Saved data entries:
··········
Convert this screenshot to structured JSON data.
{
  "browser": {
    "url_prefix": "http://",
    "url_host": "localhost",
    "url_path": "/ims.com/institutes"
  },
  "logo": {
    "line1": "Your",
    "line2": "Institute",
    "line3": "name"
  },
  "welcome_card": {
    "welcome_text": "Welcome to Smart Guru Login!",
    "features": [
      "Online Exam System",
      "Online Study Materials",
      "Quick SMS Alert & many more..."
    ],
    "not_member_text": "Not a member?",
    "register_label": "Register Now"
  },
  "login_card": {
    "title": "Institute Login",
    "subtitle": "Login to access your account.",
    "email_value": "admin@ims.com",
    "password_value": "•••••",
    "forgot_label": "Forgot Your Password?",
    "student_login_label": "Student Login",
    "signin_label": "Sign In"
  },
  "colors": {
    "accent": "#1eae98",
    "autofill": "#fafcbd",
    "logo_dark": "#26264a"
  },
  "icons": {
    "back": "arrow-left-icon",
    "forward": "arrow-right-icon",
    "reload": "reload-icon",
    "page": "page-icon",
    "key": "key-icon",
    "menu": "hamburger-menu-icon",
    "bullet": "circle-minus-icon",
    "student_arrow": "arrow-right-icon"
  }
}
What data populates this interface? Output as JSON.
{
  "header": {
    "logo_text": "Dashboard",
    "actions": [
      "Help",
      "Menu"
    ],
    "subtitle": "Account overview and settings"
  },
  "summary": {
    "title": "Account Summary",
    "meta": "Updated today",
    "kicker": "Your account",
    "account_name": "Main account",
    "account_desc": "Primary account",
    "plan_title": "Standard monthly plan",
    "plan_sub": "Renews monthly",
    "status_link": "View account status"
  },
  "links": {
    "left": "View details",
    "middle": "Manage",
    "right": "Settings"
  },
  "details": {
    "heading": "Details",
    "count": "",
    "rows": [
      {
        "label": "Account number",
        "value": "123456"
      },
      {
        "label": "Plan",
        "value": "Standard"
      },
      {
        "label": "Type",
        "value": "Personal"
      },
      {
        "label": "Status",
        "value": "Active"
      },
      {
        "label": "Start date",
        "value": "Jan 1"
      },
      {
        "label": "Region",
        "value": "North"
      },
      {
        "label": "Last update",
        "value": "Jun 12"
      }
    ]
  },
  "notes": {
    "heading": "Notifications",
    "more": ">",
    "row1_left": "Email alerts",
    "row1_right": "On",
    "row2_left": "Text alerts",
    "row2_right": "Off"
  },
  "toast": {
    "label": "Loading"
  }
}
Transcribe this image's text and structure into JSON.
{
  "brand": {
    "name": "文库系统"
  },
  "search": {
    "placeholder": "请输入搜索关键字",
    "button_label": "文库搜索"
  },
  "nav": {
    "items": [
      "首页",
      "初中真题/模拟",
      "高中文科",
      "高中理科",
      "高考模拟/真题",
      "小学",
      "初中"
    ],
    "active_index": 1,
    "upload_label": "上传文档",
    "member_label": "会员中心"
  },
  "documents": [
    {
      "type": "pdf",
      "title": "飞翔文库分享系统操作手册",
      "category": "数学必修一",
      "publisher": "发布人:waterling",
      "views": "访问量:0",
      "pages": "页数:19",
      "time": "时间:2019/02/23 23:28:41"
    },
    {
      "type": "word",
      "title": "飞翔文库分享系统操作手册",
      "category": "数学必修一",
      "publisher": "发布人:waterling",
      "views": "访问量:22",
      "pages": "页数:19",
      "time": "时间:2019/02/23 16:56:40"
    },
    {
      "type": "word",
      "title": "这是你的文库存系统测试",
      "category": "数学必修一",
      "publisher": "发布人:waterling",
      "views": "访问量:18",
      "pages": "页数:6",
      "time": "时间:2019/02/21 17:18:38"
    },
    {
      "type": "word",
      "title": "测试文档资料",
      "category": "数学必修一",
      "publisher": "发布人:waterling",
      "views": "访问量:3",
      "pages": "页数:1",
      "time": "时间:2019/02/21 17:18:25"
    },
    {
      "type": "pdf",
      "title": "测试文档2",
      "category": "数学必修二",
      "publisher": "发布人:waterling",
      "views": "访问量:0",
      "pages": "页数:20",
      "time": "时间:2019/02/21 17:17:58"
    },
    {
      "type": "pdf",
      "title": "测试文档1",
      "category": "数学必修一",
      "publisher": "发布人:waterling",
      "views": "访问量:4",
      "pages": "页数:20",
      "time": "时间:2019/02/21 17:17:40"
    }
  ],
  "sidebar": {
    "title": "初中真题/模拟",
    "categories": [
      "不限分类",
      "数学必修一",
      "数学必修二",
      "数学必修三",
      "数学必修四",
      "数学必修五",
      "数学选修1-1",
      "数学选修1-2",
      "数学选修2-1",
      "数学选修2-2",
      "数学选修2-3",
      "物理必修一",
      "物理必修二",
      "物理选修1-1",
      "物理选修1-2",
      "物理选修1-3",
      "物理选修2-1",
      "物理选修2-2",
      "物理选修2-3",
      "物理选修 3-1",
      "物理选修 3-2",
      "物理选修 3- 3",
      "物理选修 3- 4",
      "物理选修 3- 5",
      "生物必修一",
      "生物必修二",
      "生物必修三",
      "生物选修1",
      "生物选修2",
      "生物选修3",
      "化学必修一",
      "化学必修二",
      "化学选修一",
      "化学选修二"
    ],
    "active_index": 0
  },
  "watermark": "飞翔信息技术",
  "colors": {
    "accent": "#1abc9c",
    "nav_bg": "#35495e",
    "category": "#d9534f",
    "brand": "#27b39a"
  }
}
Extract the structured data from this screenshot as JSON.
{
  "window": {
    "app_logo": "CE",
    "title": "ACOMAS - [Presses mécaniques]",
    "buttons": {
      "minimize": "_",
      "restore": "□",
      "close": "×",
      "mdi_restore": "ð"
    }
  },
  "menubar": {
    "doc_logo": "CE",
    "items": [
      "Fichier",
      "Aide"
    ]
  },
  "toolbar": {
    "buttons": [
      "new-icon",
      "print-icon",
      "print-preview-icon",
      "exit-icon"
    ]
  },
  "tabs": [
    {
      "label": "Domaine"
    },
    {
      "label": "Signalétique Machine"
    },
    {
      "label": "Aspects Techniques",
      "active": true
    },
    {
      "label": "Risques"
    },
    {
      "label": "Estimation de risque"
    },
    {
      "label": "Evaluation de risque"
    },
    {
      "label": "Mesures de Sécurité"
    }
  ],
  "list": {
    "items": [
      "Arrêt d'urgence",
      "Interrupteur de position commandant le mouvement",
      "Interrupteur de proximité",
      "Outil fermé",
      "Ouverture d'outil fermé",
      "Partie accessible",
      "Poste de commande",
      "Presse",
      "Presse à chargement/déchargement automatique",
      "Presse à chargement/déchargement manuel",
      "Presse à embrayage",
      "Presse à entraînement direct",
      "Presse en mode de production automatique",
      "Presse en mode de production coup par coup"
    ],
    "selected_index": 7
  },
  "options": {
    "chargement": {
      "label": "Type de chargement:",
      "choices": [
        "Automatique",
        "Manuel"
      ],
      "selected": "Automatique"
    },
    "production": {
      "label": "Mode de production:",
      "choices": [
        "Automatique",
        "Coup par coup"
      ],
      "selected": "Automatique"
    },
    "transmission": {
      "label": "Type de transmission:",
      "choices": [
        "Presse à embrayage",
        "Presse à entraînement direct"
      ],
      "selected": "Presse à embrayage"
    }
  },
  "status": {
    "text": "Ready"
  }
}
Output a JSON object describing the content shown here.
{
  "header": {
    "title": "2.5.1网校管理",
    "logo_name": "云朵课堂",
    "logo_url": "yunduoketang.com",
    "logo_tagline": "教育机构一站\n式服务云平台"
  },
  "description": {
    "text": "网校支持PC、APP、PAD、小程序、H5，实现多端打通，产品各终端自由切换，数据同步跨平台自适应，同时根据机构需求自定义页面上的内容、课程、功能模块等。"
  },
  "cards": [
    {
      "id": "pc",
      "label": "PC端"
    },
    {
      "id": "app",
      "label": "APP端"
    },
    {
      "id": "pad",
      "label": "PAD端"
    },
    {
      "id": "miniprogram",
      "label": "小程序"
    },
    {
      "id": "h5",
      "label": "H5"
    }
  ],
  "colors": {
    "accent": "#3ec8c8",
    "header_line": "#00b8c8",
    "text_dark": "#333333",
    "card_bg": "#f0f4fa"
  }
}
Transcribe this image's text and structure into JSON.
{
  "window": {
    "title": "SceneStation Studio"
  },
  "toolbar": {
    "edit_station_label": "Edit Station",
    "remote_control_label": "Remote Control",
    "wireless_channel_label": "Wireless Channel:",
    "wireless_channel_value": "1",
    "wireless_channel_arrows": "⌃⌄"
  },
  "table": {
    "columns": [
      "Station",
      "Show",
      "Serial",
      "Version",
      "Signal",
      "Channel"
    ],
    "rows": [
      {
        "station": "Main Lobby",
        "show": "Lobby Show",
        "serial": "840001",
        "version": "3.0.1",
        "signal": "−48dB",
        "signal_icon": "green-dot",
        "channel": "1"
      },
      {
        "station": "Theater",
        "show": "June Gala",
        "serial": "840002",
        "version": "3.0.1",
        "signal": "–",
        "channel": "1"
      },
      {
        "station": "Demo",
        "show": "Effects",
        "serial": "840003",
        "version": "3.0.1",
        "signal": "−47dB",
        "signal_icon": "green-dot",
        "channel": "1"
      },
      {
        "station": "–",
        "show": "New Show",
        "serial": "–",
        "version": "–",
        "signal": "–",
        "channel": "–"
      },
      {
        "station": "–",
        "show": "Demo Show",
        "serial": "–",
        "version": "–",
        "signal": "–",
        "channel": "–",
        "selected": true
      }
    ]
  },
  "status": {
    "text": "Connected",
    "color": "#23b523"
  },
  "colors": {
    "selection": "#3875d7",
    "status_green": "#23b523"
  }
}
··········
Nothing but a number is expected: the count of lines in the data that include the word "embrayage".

3